Everything from the line with "Read all visible content and emit it as JSON." through the last line of the data below should be copied exactly, apart from the pictures.
————
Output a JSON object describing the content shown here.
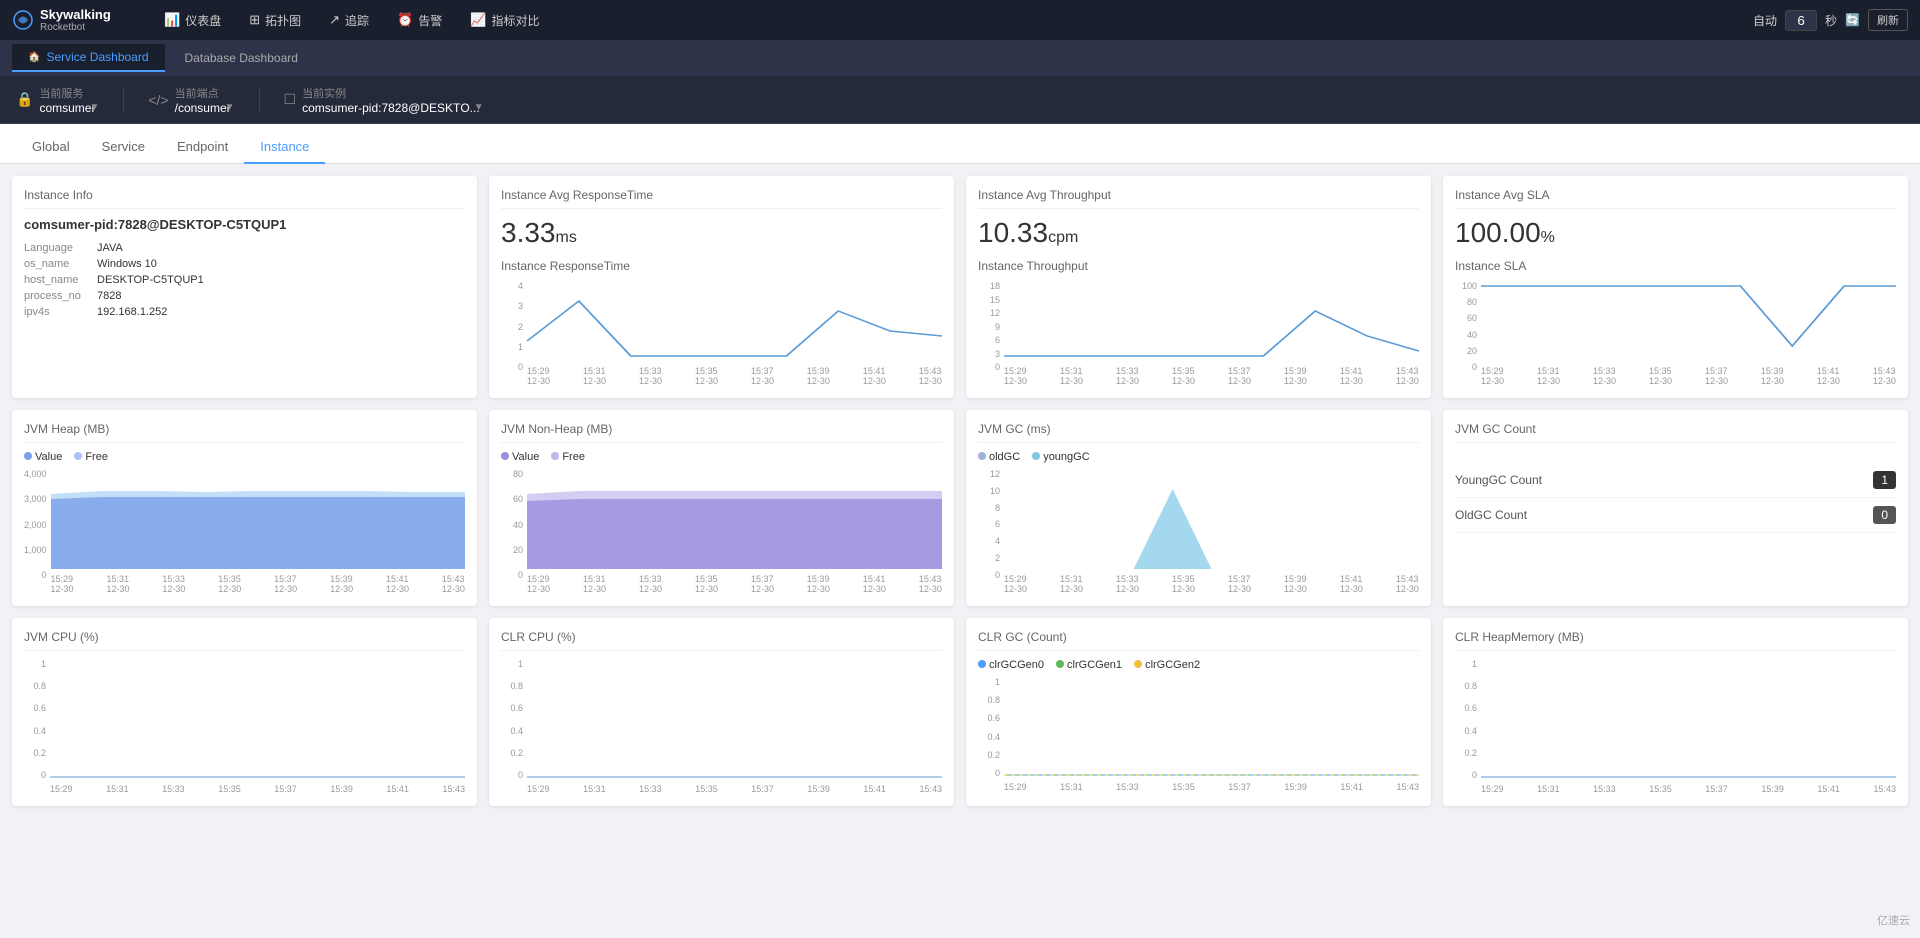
{
  "brand": {
    "logo_text": "Skywalking",
    "sub_text": "Rocketbot"
  },
  "top_nav": {
    "items": [
      {
        "id": "dashboard",
        "icon": "📊",
        "label": "仪表盘"
      },
      {
        "id": "topology",
        "icon": "⊞",
        "label": "拓扑图"
      },
      {
        "id": "trace",
        "icon": "↗",
        "label": "追踪"
      },
      {
        "id": "alarm",
        "icon": "⏰",
        "label": "告警"
      },
      {
        "id": "metrics",
        "icon": "📈",
        "label": "指标对比"
      }
    ],
    "auto_label": "自动",
    "auto_value": "6",
    "seconds_label": "秒",
    "refresh_label": "刷新"
  },
  "dashboard_tabs": [
    {
      "id": "service",
      "label": "Service Dashboard",
      "active": true
    },
    {
      "id": "database",
      "label": "Database Dashboard",
      "active": false
    }
  ],
  "controls": {
    "service_label": "当前服务",
    "service_value": "comsumer",
    "endpoint_label": "当前端点",
    "endpoint_value": "/consumer",
    "instance_label": "当前实例",
    "instance_value": "comsumer-pid:7828@DESKTО..."
  },
  "page_tabs": [
    {
      "id": "global",
      "label": "Global"
    },
    {
      "id": "service",
      "label": "Service"
    },
    {
      "id": "endpoint",
      "label": "Endpoint"
    },
    {
      "id": "instance",
      "label": "Instance",
      "active": true
    }
  ],
  "instance_info": {
    "title": "Instance Info",
    "name": "comsumer-pid:7828@DESKTOP-C5TQUP1",
    "fields": [
      {
        "key": "Language",
        "value": "JAVA"
      },
      {
        "key": "os_name",
        "value": "Windows 10"
      },
      {
        "key": "host_name",
        "value": "DESKTOP-C5TQUP1"
      },
      {
        "key": "process_no",
        "value": "7828"
      },
      {
        "key": "ipv4s",
        "value": "192.168.1.252"
      }
    ]
  },
  "avg_response": {
    "title": "Instance Avg ResponseTime",
    "value": "3.33",
    "unit": "ms",
    "chart_title": "Instance ResponseTime",
    "y_labels": [
      "4",
      "3",
      "2",
      "1",
      "0"
    ],
    "x_labels": [
      "15:29\n12-30",
      "15:31\n12-30",
      "15:33\n12-30",
      "15:35\n12-30",
      "15:37\n12-30",
      "15:39\n12-30",
      "15:41\n12-30",
      "15:43\n12-30"
    ]
  },
  "avg_throughput": {
    "title": "Instance Avg Throughput",
    "value": "10.33",
    "unit": "cpm",
    "chart_title": "Instance Throughput",
    "y_labels": [
      "18",
      "15",
      "12",
      "9",
      "6",
      "3",
      "0"
    ],
    "x_labels": [
      "15:29\n12-30",
      "15:31\n12-30",
      "15:33\n12-30",
      "15:35\n12-30",
      "15:37\n12-30",
      "15:39\n12-30",
      "15:41\n12-30",
      "15:43\n12-30"
    ]
  },
  "avg_sla": {
    "title": "Instance Avg SLA",
    "value": "100.00",
    "unit": "%",
    "chart_title": "Instance SLA",
    "y_labels": [
      "100",
      "80",
      "60",
      "40",
      "20",
      "0"
    ],
    "x_labels": [
      "15:29\n12-30",
      "15:31\n12-30",
      "15:33\n12-30",
      "15:35\n12-30",
      "15:37\n12-30",
      "15:39\n12-30",
      "15:41\n12-30",
      "15:43\n12-30"
    ]
  },
  "jvm_heap": {
    "title": "JVM Heap (MB)",
    "legend": [
      {
        "label": "Value",
        "color": "#7b9fe8"
      },
      {
        "label": "Free",
        "color": "#a8c4f0"
      }
    ],
    "y_labels": [
      "4,000",
      "3,000",
      "2,000",
      "1,000",
      "0"
    ],
    "x_labels": [
      "15:29\n12-30",
      "15:31\n12-30",
      "15:33\n12-30",
      "15:35\n12-30",
      "15:37\n12-30",
      "15:39\n12-30",
      "15:41\n12-30",
      "15:43\n12-30"
    ]
  },
  "jvm_nonheap": {
    "title": "JVM Non-Heap (MB)",
    "legend": [
      {
        "label": "Value",
        "color": "#9b8fde"
      },
      {
        "label": "Free",
        "color": "#c0b8f0"
      }
    ],
    "y_labels": [
      "80",
      "60",
      "40",
      "20",
      "0"
    ],
    "x_labels": [
      "15:29\n12-30",
      "15:31\n12-30",
      "15:33\n12-30",
      "15:35\n12-30",
      "15:37\n12-30",
      "15:39\n12-30",
      "15:41\n12-30",
      "15:43\n12-30"
    ]
  },
  "jvm_gc": {
    "title": "JVM GC (ms)",
    "legend": [
      {
        "label": "oldGC",
        "color": "#a0b4d8"
      },
      {
        "label": "youngGC",
        "color": "#7ec8e8"
      }
    ],
    "y_labels": [
      "12",
      "10",
      "8",
      "6",
      "4",
      "2",
      "0"
    ],
    "x_labels": [
      "15:29\n12-30",
      "15:31\n12-30",
      "15:33\n12-30",
      "15:35\n12-30",
      "15:37\n12-30",
      "15:39\n12-30",
      "15:41\n12-30",
      "15:43\n12-30"
    ]
  },
  "jvm_gc_count": {
    "title": "JVM GC Count",
    "items": [
      {
        "label": "YoungGC Count",
        "value": "1"
      },
      {
        "label": "OldGC Count",
        "value": "0"
      }
    ]
  },
  "jvm_cpu": {
    "title": "JVM CPU (%)",
    "y_labels": [
      "1",
      "0.8",
      "0.6",
      "0.4",
      "0.2",
      "0"
    ],
    "x_labels": [
      "15:29",
      "15:31",
      "15:33",
      "15:35",
      "15:37",
      "15:39",
      "15:41",
      "15:43"
    ]
  },
  "clr_cpu": {
    "title": "CLR CPU (%)",
    "y_labels": [
      "1",
      "0.8",
      "0.6",
      "0.4",
      "0.2",
      "0"
    ],
    "x_labels": [
      "15:29",
      "15:31",
      "15:33",
      "15:35",
      "15:37",
      "15:39",
      "15:41",
      "15:43"
    ]
  },
  "clr_gc": {
    "title": "CLR GC (Count)",
    "legend": [
      {
        "label": "clrGCGen0",
        "color": "#4a9eff"
      },
      {
        "label": "clrGCGen1",
        "color": "#5cb85c"
      },
      {
        "label": "clrGCGen2",
        "color": "#f0c040"
      }
    ],
    "y_labels": [
      "1",
      "0.8",
      "0.6",
      "0.4",
      "0.2",
      "0"
    ],
    "x_labels": [
      "15:29",
      "15:31",
      "15:33",
      "15:35",
      "15:37",
      "15:39",
      "15:41",
      "15:43"
    ]
  },
  "clr_heapmemory": {
    "title": "CLR HeapMemory (MB)",
    "y_labels": [
      "1",
      "0.8",
      "0.6",
      "0.4",
      "0.2",
      "0"
    ],
    "x_labels": [
      "15:29",
      "15:31",
      "15:33",
      "15:35",
      "15:37",
      "15:39",
      "15:41",
      "15:43"
    ]
  },
  "watermark": "亿速云"
}
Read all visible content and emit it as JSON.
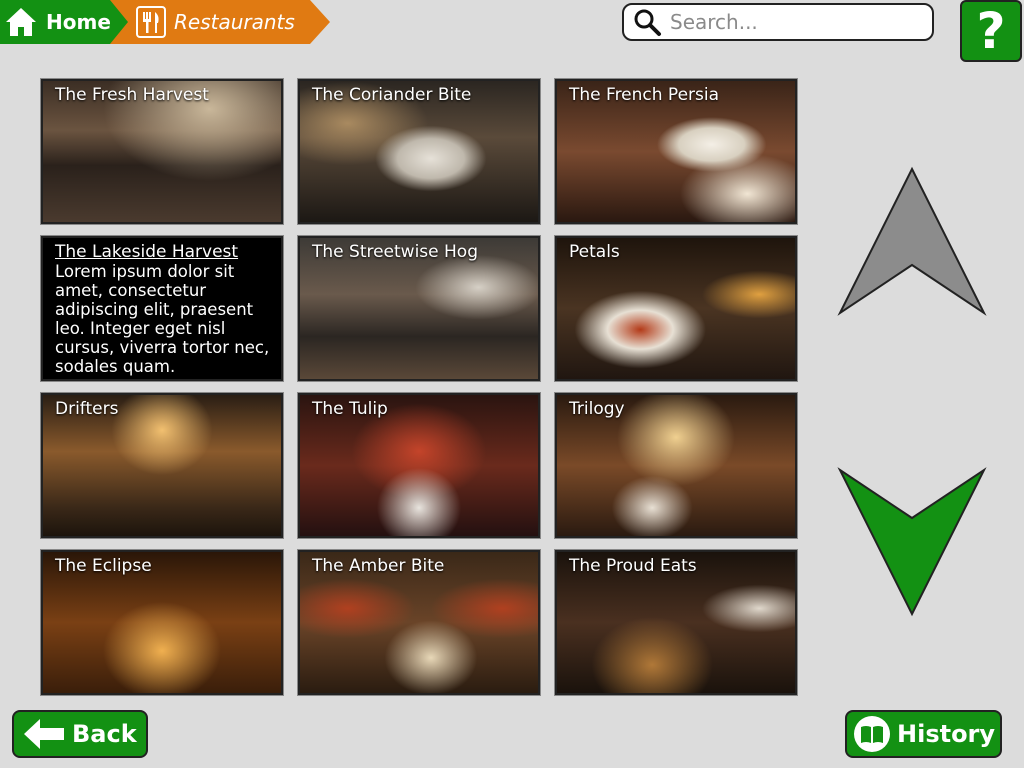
{
  "breadcrumb": {
    "home_label": "Home",
    "current_label": "Restaurants"
  },
  "search": {
    "placeholder": "Search..."
  },
  "help": {
    "label": "?"
  },
  "restaurants": [
    {
      "name": "The Fresh Harvest"
    },
    {
      "name": "The Coriander Bite"
    },
    {
      "name": "The French Persia"
    },
    {
      "name": "The Lakeside Harvest",
      "description": "Lorem ipsum dolor sit amet, consectetur adipiscing elit, praesent leo. Integer eget nisl cursus, viverra tortor nec, sodales quam.",
      "selected": true
    },
    {
      "name": "The Streetwise Hog"
    },
    {
      "name": "Petals"
    },
    {
      "name": "Drifters"
    },
    {
      "name": "The Tulip"
    },
    {
      "name": "Trilogy"
    },
    {
      "name": "The Eclipse"
    },
    {
      "name": "The Amber Bite"
    },
    {
      "name": "The Proud Eats"
    }
  ],
  "navigation": {
    "back_label": "Back",
    "history_label": "History"
  },
  "colors": {
    "green": "#139113",
    "orange": "#e07a12",
    "arrow_up_gray": "#8c8c8c"
  }
}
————
[Solution to this problem]
Read all visible content and emit it as JSON.
{
  "breadcrumb": {
    "home_label": "Home",
    "current_label": "Restaurants"
  },
  "search": {
    "placeholder": "Search..."
  },
  "help": {
    "label": "?"
  },
  "restaurants": [
    {
      "name": "The Fresh Harvest"
    },
    {
      "name": "The Coriander Bite"
    },
    {
      "name": "The French Persia"
    },
    {
      "name": "The Lakeside Harvest",
      "description": "Lorem ipsum dolor sit amet, consectetur adipiscing elit, praesent leo. Integer eget nisl cursus, viverra tortor nec, sodales quam.",
      "selected": true
    },
    {
      "name": "The Streetwise Hog"
    },
    {
      "name": "Petals"
    },
    {
      "name": "Drifters"
    },
    {
      "name": "The Tulip"
    },
    {
      "name": "Trilogy"
    },
    {
      "name": "The Eclipse"
    },
    {
      "name": "The Amber Bite"
    },
    {
      "name": "The Proud Eats"
    }
  ],
  "navigation": {
    "back_label": "Back",
    "history_label": "History"
  },
  "colors": {
    "green": "#139113",
    "orange": "#e07a12",
    "arrow_up_gray": "#8c8c8c"
  }
}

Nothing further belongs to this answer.